### Instructions to follow
Copy every record below exactly as it stands.
--------------------------------
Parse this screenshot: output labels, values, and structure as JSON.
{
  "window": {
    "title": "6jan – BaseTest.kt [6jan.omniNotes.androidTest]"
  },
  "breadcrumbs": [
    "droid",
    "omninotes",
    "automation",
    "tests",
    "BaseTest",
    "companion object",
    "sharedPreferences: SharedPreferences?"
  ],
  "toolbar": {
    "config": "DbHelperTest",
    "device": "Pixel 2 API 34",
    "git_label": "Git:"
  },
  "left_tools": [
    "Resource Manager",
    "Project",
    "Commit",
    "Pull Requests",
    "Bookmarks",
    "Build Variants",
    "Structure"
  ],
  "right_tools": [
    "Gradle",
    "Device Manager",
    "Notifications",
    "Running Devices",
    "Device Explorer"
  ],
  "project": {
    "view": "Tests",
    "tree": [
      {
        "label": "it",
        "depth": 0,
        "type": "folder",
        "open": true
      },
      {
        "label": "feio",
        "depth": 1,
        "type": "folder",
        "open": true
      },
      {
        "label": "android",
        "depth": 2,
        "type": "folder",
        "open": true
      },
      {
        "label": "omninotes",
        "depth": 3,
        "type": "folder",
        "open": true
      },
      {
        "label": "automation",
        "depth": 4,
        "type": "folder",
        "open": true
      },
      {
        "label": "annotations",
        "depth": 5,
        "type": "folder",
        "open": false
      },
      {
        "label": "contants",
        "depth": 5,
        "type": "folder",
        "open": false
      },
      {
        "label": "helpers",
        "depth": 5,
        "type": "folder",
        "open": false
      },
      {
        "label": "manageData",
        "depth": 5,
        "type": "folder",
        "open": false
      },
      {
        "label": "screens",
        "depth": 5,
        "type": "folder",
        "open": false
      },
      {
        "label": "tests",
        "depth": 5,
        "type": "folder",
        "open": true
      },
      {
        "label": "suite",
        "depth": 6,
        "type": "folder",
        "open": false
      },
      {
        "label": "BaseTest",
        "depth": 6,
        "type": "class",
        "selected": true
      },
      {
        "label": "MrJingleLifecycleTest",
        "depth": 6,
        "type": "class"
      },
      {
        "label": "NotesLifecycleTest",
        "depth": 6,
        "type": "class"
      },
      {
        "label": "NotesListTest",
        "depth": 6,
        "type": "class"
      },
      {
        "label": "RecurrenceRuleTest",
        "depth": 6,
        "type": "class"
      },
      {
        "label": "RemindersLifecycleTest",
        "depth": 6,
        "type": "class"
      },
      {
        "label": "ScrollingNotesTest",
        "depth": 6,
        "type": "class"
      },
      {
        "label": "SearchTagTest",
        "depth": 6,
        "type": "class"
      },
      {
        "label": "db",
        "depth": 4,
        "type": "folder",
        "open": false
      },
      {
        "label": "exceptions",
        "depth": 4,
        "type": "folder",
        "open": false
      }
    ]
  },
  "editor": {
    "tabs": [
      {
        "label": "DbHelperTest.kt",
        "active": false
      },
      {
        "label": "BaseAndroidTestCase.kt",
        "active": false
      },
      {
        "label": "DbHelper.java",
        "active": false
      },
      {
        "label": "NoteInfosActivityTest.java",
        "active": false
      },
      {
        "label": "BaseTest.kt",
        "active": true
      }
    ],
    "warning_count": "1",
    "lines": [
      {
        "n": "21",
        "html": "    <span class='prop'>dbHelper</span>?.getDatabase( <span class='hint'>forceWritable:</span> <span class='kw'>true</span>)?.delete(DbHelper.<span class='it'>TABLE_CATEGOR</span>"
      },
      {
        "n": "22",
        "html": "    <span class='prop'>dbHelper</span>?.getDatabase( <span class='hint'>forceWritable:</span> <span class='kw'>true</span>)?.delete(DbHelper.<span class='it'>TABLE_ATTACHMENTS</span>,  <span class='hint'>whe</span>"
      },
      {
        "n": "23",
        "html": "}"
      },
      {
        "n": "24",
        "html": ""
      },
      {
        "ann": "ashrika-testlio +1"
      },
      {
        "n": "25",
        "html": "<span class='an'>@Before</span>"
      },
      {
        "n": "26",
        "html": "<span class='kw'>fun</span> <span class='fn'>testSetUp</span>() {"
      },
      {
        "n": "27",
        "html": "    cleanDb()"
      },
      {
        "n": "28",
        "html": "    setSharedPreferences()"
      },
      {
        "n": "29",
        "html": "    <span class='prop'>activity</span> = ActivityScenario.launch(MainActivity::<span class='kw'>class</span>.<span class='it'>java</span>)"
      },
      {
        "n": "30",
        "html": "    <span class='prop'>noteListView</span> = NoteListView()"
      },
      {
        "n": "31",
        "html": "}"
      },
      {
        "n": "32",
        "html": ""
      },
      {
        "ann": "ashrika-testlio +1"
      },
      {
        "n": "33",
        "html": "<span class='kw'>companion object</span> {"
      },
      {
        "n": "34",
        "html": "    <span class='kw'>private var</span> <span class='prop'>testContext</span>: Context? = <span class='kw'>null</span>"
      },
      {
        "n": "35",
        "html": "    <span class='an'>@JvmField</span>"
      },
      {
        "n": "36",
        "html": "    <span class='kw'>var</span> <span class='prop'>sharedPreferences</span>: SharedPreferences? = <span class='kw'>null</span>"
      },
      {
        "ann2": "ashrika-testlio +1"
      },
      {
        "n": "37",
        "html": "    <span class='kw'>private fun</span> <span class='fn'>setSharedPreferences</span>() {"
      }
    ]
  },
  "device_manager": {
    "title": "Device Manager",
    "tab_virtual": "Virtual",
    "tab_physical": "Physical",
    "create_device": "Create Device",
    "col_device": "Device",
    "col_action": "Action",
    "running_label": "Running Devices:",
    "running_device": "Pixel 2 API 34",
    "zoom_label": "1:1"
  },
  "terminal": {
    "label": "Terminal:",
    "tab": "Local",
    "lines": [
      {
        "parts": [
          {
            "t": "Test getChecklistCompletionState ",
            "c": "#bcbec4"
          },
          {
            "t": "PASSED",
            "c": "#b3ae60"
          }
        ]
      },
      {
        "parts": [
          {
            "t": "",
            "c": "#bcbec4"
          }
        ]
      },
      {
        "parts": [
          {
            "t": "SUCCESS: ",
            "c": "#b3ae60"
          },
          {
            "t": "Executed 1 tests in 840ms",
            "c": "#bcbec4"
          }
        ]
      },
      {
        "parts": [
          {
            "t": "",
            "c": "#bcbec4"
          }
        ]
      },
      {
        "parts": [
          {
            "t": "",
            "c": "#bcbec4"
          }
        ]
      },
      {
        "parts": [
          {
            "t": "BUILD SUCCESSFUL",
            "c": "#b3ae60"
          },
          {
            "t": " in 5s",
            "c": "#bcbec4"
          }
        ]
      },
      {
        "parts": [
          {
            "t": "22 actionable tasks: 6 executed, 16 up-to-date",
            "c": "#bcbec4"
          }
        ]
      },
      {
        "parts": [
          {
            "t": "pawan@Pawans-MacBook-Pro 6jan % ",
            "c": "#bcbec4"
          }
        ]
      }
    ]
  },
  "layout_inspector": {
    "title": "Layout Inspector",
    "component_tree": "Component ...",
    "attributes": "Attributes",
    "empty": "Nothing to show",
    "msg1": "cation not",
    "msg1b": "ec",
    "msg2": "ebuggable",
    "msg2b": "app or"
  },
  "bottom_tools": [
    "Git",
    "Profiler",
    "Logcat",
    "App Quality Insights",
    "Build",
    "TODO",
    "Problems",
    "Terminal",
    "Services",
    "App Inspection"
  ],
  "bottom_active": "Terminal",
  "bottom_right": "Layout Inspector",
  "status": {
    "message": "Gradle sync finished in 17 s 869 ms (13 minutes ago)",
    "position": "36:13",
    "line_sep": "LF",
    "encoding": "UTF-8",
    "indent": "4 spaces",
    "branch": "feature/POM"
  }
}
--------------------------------
### Exercise solution
Parse this screenshot: output labels, values, and structure as JSON.
{
  "window": {
    "title": "6jan – BaseTest.kt [6jan.omniNotes.androidTest]"
  },
  "breadcrumbs": [
    "droid",
    "omninotes",
    "automation",
    "tests",
    "BaseTest",
    "companion object",
    "sharedPreferences: SharedPreferences?"
  ],
  "toolbar": {
    "config": "DbHelperTest",
    "device": "Pixel 2 API 34",
    "git_label": "Git:"
  },
  "left_tools": [
    "Resource Manager",
    "Project",
    "Commit",
    "Pull Requests",
    "Bookmarks",
    "Build Variants",
    "Structure"
  ],
  "right_tools": [
    "Gradle",
    "Device Manager",
    "Notifications",
    "Running Devices",
    "Device Explorer"
  ],
  "project": {
    "view": "Tests",
    "tree": [
      {
        "label": "it",
        "depth": 0,
        "type": "folder",
        "open": true
      },
      {
        "label": "feio",
        "depth": 1,
        "type": "folder",
        "open": true
      },
      {
        "label": "android",
        "depth": 2,
        "type": "folder",
        "open": true
      },
      {
        "label": "omninotes",
        "depth": 3,
        "type": "folder",
        "open": true
      },
      {
        "label": "automation",
        "depth": 4,
        "type": "folder",
        "open": true
      },
      {
        "label": "annotations",
        "depth": 5,
        "type": "folder",
        "open": false
      },
      {
        "label": "contants",
        "depth": 5,
        "type": "folder",
        "open": false
      },
      {
        "label": "helpers",
        "depth": 5,
        "type": "folder",
        "open": false
      },
      {
        "label": "manageData",
        "depth": 5,
        "type": "folder",
        "open": false
      },
      {
        "label": "screens",
        "depth": 5,
        "type": "folder",
        "open": false
      },
      {
        "label": "tests",
        "depth": 5,
        "type": "folder",
        "open": true
      },
      {
        "label": "suite",
        "depth": 6,
        "type": "folder",
        "open": false
      },
      {
        "label": "BaseTest",
        "depth": 6,
        "type": "class",
        "selected": true
      },
      {
        "label": "MrJingleLifecycleTest",
        "depth": 6,
        "type": "class"
      },
      {
        "label": "NotesLifecycleTest",
        "depth": 6,
        "type": "class"
      },
      {
        "label": "NotesListTest",
        "depth": 6,
        "type": "class"
      },
      {
        "label": "RecurrenceRuleTest",
        "depth": 6,
        "type": "class"
      },
      {
        "label": "RemindersLifecycleTest",
        "depth": 6,
        "type": "class"
      },
      {
        "label": "ScrollingNotesTest",
        "depth": 6,
        "type": "class"
      },
      {
        "label": "SearchTagTest",
        "depth": 6,
        "type": "class"
      },
      {
        "label": "db",
        "depth": 4,
        "type": "folder",
        "open": false
      },
      {
        "label": "exceptions",
        "depth": 4,
        "type": "folder",
        "open": false
      }
    ]
  },
  "editor": {
    "tabs": [
      {
        "label": "DbHelperTest.kt",
        "active": false
      },
      {
        "label": "BaseAndroidTestCase.kt",
        "active": false
      },
      {
        "label": "DbHelper.java",
        "active": false
      },
      {
        "label": "NoteInfosActivityTest.java",
        "active": false
      },
      {
        "label": "BaseTest.kt",
        "active": true
      }
    ],
    "warning_count": "1",
    "lines": [
      {
        "n": "21",
        "html": "    <span class='prop'>dbHelper</span>?.getDatabase( <span class='hint'>forceWritable:</span> <span class='kw'>true</span>)?.delete(DbHelper.<span class='it'>TABLE_CATEGOR</span>"
      },
      {
        "n": "22",
        "html": "    <span class='prop'>dbHelper</span>?.getDatabase( <span class='hint'>forceWritable:</span> <span class='kw'>true</span>)?.delete(DbHelper.<span class='it'>TABLE_ATTACHMENTS</span>,  <span class='hint'>whe</span>"
      },
      {
        "n": "23",
        "html": "}"
      },
      {
        "n": "24",
        "html": ""
      },
      {
        "ann": "ashrika-testlio +1"
      },
      {
        "n": "25",
        "html": "<span class='an'>@Before</span>"
      },
      {
        "n": "26",
        "html": "<span class='kw'>fun</span> <span class='fn'>testSetUp</span>() {"
      },
      {
        "n": "27",
        "html": "    cleanDb()"
      },
      {
        "n": "28",
        "html": "    setSharedPreferences()"
      },
      {
        "n": "29",
        "html": "    <span class='prop'>activity</span> = ActivityScenario.launch(MainActivity::<span class='kw'>class</span>.<span class='it'>java</span>)"
      },
      {
        "n": "30",
        "html": "    <span class='prop'>noteListView</span> = NoteListView()"
      },
      {
        "n": "31",
        "html": "}"
      },
      {
        "n": "32",
        "html": ""
      },
      {
        "ann": "ashrika-testlio +1"
      },
      {
        "n": "33",
        "html": "<span class='kw'>companion object</span> {"
      },
      {
        "n": "34",
        "html": "    <span class='kw'>private var</span> <span class='prop'>testContext</span>: Context? = <span class='kw'>null</span>"
      },
      {
        "n": "35",
        "html": "    <span class='an'>@JvmField</span>"
      },
      {
        "n": "36",
        "html": "    <span class='kw'>var</span> <span class='prop'>sharedPreferences</span>: SharedPreferences? = <span class='kw'>null</span>"
      },
      {
        "ann2": "ashrika-testlio +1"
      },
      {
        "n": "37",
        "html": "    <span class='kw'>private fun</span> <span class='fn'>setSharedPreferences</span>() {"
      }
    ]
  },
  "device_manager": {
    "title": "Device Manager",
    "tab_virtual": "Virtual",
    "tab_physical": "Physical",
    "create_device": "Create Device",
    "col_device": "Device",
    "col_action": "Action",
    "running_label": "Running Devices:",
    "running_device": "Pixel 2 API 34",
    "zoom_label": "1:1"
  },
  "terminal": {
    "label": "Terminal:",
    "tab": "Local",
    "lines": [
      {
        "parts": [
          {
            "t": "Test getChecklistCompletionState ",
            "c": "#bcbec4"
          },
          {
            "t": "PASSED",
            "c": "#b3ae60"
          }
        ]
      },
      {
        "parts": [
          {
            "t": "",
            "c": "#bcbec4"
          }
        ]
      },
      {
        "parts": [
          {
            "t": "SUCCESS: ",
            "c": "#b3ae60"
          },
          {
            "t": "Executed 1 tests in 840ms",
            "c": "#bcbec4"
          }
        ]
      },
      {
        "parts": [
          {
            "t": "",
            "c": "#bcbec4"
          }
        ]
      },
      {
        "parts": [
          {
            "t": "",
            "c": "#bcbec4"
          }
        ]
      },
      {
        "parts": [
          {
            "t": "BUILD SUCCESSFUL",
            "c": "#b3ae60"
          },
          {
            "t": " in 5s",
            "c": "#bcbec4"
          }
        ]
      },
      {
        "parts": [
          {
            "t": "22 actionable tasks: 6 executed, 16 up-to-date",
            "c": "#bcbec4"
          }
        ]
      },
      {
        "parts": [
          {
            "t": "pawan@Pawans-MacBook-Pro 6jan % ",
            "c": "#bcbec4"
          }
        ]
      }
    ]
  },
  "layout_inspector": {
    "title": "Layout Inspector",
    "component_tree": "Component ...",
    "attributes": "Attributes",
    "empty": "Nothing to show",
    "msg1": "cation not",
    "msg1b": "ec",
    "msg2": "ebuggable",
    "msg2b": "app or"
  },
  "bottom_tools": [
    "Git",
    "Profiler",
    "Logcat",
    "App Quality Insights",
    "Build",
    "TODO",
    "Problems",
    "Terminal",
    "Services",
    "App Inspection"
  ],
  "bottom_active": "Terminal",
  "bottom_right": "Layout Inspector",
  "status": {
    "message": "Gradle sync finished in 17 s 869 ms (13 minutes ago)",
    "position": "36:13",
    "line_sep": "LF",
    "encoding": "UTF-8",
    "indent": "4 spaces",
    "branch": "feature/POM"
  }
}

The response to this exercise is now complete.